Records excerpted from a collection
┌────────
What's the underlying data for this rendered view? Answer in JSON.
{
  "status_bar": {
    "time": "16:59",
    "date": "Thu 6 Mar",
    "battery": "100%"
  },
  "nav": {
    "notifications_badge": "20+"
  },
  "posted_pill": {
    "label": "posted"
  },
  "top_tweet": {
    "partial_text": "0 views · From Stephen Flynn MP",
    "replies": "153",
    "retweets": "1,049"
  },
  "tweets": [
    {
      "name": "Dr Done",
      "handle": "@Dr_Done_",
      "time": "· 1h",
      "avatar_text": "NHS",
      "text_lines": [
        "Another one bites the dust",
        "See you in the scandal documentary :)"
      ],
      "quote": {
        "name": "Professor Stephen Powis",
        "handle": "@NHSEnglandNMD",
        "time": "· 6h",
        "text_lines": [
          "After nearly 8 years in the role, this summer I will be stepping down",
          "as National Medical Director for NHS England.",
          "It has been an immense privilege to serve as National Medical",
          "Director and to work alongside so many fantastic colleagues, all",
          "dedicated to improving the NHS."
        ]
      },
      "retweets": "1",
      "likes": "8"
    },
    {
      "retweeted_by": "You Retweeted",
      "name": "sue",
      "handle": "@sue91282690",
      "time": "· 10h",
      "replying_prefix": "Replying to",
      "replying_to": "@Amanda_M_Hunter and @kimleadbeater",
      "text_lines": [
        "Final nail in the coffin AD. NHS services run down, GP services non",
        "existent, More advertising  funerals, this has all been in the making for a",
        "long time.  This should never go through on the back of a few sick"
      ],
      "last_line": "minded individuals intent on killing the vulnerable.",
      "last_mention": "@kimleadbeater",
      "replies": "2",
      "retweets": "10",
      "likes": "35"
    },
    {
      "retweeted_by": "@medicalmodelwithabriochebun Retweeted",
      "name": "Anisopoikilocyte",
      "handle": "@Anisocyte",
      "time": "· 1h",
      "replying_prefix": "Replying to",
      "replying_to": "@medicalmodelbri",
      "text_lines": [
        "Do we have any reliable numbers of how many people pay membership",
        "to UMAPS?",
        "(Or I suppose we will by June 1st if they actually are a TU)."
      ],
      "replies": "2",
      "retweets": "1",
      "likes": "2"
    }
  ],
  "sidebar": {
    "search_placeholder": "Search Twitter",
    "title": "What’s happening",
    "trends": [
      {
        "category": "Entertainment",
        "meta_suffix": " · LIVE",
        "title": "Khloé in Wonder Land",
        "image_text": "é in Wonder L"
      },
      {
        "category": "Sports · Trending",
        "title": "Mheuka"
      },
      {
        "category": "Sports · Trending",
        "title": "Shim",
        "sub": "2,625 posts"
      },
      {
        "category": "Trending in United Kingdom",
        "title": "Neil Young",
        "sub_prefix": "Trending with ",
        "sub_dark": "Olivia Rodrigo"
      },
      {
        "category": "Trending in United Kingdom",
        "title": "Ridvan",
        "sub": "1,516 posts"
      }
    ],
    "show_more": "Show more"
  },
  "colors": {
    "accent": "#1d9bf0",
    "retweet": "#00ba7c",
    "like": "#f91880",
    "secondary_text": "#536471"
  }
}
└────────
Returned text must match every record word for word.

What's the underlying data for this rendered view? Answer in JSON.
{
  "status_bar": {
    "time": "16:59",
    "date": "Thu 6 Mar",
    "battery": "100%"
  },
  "nav": {
    "notifications_badge": "20+"
  },
  "posted_pill": {
    "label": "posted"
  },
  "top_tweet": {
    "partial_text": "0 views · From Stephen Flynn MP",
    "replies": "153",
    "retweets": "1,049"
  },
  "tweets": [
    {
      "name": "Dr Done",
      "handle": "@Dr_Done_",
      "time": "· 1h",
      "avatar_text": "NHS",
      "text_lines": [
        "Another one bites the dust",
        "See you in the scandal documentary :)"
      ],
      "quote": {
        "name": "Professor Stephen Powis",
        "handle": "@NHSEnglandNMD",
        "time": "· 6h",
        "text_lines": [
          "After nearly 8 years in the role, this summer I will be stepping down",
          "as National Medical Director for NHS England.",
          "It has been an immense privilege to serve as National Medical",
          "Director and to work alongside so many fantastic colleagues, all",
          "dedicated to improving the NHS."
        ]
      },
      "retweets": "1",
      "likes": "8"
    },
    {
      "retweeted_by": "You Retweeted",
      "name": "sue",
      "handle": "@sue91282690",
      "time": "· 10h",
      "replying_prefix": "Replying to",
      "replying_to": "@Amanda_M_Hunter and @kimleadbeater",
      "text_lines": [
        "Final nail in the coffin AD. NHS services run down, GP services non",
        "existent, More advertising  funerals, this has all been in the making for a",
        "long time.  This should never go through on the back of a few sick"
      ],
      "last_line": "minded individuals intent on killing the vulnerable.",
      "last_mention": "@kimleadbeater",
      "replies": "2",
      "retweets": "10",
      "likes": "35"
    },
    {
      "retweeted_by": "@medicalmodelwithabriochebun Retweeted",
      "name": "Anisopoikilocyte",
      "handle": "@Anisocyte",
      "time": "· 1h",
      "replying_prefix": "Replying to",
      "replying_to": "@medicalmodelbri",
      "text_lines": [
        "Do we have any reliable numbers of how many people pay membership",
        "to UMAPS?",
        "(Or I suppose we will by June 1st if they actually are a TU)."
      ],
      "replies": "2",
      "retweets": "1",
      "likes": "2"
    }
  ],
  "sidebar": {
    "search_placeholder": "Search Twitter",
    "title": "What’s happening",
    "trends": [
      {
        "category": "Entertainment",
        "meta_suffix": " · LIVE",
        "title": "Khloé in Wonder Land",
        "image_text": "é in Wonder L"
      },
      {
        "category": "Sports · Trending",
        "title": "Mheuka"
      },
      {
        "category": "Sports · Trending",
        "title": "Shim",
        "sub": "2,625 posts"
      },
      {
        "category": "Trending in United Kingdom",
        "title": "Neil Young",
        "sub_prefix": "Trending with ",
        "sub_dark": "Olivia Rodrigo"
      },
      {
        "category": "Trending in United Kingdom",
        "title": "Ridvan",
        "sub": "1,516 posts"
      }
    ],
    "show_more": "Show more"
  },
  "colors": {
    "accent": "#1d9bf0",
    "retweet": "#00ba7c",
    "like": "#f91880",
    "secondary_text": "#536471"
  }
}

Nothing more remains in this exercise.